Tenisha Tate-Austin and Paul Austin were so “shocked” by an appraiser’s early 2020 assessment of their Bay Area home that they decided it wasn’t enough to argue with their bank that the undervaluation was racially motivated.
Instead, according to a suit filed last week against the appraisal company, the African-American couple asked for a new appraisal and “white-washed” their home by removing photos of themselves and their children, and storing any African or African-American themed artwork. Then they asked a white friend to greet the new appraiser and put some of her own family photos around the house.
The original appraisal of their Marin City home came in at just under $1 million. The “white-washed” version of the same house only weeks later? Nearly $1.5 million.
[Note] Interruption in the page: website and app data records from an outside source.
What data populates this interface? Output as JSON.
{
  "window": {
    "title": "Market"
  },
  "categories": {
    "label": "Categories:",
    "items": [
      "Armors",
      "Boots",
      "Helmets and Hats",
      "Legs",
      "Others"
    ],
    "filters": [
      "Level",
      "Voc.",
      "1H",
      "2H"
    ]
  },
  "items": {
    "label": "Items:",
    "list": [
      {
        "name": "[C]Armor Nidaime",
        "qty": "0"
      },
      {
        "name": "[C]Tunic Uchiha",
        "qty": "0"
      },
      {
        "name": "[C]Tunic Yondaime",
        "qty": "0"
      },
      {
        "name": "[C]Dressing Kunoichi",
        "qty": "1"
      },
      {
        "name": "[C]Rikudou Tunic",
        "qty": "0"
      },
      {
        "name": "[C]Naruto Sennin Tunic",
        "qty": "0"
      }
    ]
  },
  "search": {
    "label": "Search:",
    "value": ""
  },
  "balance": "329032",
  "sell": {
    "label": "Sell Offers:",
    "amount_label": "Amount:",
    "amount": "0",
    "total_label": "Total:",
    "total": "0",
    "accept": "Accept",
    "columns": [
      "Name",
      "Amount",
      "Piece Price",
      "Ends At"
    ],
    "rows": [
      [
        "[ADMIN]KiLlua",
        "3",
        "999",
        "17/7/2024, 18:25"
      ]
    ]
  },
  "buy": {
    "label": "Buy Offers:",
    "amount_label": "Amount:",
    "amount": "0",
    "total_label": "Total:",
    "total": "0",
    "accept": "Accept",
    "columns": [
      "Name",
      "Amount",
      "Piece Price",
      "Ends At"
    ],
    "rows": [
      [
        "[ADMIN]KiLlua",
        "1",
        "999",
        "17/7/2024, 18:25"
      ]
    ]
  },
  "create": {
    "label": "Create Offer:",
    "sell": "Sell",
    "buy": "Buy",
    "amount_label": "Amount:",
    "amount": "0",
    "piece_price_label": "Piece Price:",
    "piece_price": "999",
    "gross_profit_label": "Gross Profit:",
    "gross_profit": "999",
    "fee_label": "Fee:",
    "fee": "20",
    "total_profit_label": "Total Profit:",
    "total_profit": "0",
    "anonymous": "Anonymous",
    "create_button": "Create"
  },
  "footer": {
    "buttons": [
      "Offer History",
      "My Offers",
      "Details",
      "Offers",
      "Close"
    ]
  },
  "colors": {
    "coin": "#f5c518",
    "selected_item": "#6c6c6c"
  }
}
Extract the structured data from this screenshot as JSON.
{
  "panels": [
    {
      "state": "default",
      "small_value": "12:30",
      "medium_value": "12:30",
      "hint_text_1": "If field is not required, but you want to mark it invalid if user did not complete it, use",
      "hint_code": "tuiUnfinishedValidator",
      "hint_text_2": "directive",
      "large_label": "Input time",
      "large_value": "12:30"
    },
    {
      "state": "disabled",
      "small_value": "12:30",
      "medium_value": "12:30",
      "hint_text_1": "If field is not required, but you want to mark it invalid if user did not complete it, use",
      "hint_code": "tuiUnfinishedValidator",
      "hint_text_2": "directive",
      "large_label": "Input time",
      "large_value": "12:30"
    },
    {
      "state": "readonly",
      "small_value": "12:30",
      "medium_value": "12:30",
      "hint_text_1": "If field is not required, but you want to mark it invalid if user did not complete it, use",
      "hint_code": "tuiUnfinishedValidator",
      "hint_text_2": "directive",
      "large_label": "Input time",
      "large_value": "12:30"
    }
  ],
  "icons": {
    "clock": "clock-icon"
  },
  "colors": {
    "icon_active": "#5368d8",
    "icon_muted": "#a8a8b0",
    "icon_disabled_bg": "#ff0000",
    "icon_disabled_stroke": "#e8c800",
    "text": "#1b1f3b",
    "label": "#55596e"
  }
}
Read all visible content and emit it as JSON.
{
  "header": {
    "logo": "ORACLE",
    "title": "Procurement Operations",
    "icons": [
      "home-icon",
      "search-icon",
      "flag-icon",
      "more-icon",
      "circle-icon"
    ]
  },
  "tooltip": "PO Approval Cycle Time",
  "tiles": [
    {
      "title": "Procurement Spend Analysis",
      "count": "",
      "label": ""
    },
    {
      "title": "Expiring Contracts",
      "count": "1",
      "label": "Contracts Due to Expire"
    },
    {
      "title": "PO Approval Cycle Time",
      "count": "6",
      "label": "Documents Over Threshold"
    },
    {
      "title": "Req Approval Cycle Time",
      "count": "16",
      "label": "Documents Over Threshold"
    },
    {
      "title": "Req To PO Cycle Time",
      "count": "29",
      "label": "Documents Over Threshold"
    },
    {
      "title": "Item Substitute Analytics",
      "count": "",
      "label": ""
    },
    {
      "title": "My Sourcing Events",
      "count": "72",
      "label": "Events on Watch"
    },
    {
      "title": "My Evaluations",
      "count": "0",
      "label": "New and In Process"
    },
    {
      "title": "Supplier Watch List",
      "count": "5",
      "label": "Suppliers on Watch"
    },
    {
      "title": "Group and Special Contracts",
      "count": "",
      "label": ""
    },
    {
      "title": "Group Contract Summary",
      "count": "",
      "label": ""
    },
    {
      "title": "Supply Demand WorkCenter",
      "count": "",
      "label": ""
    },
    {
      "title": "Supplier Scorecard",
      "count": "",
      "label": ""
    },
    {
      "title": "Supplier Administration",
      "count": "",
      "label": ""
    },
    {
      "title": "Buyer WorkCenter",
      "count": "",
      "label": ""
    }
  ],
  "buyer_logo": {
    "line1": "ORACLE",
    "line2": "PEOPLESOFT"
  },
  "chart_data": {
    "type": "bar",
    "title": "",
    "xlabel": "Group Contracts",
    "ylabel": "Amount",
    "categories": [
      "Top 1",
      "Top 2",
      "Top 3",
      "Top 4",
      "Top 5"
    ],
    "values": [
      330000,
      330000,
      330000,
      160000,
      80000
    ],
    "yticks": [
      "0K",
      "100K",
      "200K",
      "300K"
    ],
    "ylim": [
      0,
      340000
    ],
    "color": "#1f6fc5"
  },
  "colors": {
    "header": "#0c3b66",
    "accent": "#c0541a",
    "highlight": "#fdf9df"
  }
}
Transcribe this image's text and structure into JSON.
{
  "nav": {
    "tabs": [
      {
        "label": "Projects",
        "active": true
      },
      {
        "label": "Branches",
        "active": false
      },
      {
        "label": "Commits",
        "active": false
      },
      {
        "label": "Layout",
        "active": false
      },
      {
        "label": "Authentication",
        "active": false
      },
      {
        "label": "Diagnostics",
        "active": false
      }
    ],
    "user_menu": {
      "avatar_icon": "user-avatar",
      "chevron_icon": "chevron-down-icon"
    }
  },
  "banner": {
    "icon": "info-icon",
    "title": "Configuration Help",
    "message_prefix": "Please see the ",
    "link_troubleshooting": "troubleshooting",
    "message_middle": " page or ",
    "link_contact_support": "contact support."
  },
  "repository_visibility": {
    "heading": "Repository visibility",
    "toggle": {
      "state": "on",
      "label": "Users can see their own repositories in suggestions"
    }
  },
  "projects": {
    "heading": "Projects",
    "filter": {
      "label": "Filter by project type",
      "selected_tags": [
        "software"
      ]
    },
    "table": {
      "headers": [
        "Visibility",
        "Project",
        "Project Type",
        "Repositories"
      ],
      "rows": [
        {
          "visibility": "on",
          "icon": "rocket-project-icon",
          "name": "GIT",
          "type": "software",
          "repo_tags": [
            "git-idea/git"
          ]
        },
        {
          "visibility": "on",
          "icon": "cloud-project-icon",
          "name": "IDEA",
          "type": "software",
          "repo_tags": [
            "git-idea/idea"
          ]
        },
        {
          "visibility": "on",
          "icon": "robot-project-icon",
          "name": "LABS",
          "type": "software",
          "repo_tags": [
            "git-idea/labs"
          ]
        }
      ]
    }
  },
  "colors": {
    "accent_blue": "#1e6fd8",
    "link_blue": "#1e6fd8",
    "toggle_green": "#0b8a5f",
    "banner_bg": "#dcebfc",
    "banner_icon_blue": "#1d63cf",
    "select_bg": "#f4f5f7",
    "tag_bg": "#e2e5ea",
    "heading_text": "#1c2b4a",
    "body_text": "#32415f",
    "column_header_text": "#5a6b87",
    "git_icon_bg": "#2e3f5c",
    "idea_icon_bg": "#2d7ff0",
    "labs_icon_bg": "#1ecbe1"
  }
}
Race was a motivating factor in the original appraiser’s “unreasonably low valuation of the Austins’ house, in violation of the Fair Housing Act and related federal and state laws,” according to the suit, filed in federal district court. The Austins “suffered damages, including loss of financing opportunity in connection with their dwelling, economic losses, emotional distress with attendant physical injuries, and violation of their civil rights.” They are demanding a jury trial, punitive damages and an order from the court to ensure that such discriminatory practices do not take place again.
The Austin family’s suit is one of several filed by Black Bay Area homeowners recently, arguing that widespread discriminatory practices in the appraisal industry are a modern-day version of “redlining,” a decades-long strategy of denying financial services and undervaluing homes in predominantly Black and Latino neighborhoods.
“Discrimination in the appraisal process is something we’re seeing more and more often,” said Caroline Peattie, executive director of Fair Housing Advocates of Northern California, in a statement. The organization filed the December suit on behalf of the Austins as well as a similar July suit for Cora Robinson, a Black Oakland duplex owner.
“Not only were there things in the appraisal that were just plain wrong, such as the number of bedrooms and the property classified as rent controlled when it’s not, but the sales comps that the appraiser chose to use were guaranteed to lower the value of my house,” Robinson said in a statement when her case was filed.
This type of housing discrimination isn’t new, Peattie said. What has changed is that more homeowners of color are now coming forward when they experience an unfair appraisal, particularly when it results in their loan or refinance being denied.
Nor is the extra attention confined to the Bay Area. In April, Congress approved the Real Estate Valuation Fairness and Improvement Act, which created a federal interagency task force to deal with the issue. Susan Rice is leading the task force, with a report due by early next year.
People of color are also facing discrimination in the rental market, according to a report that shows people with Black- or Latino-sounding names are less likely to get a response from landlords than those with white-sounding names.
Austin said in a statement that part of his motivation in filing suit last week was to bring more attention to the housing issues being faced by people of color in the hopes of seeing reform.
“I really hope that this lawsuit makes appraisers and lenders start to look more carefully at their practices and policies,” he said. “We feel that litigating this case is not only important for us but for our community as well.”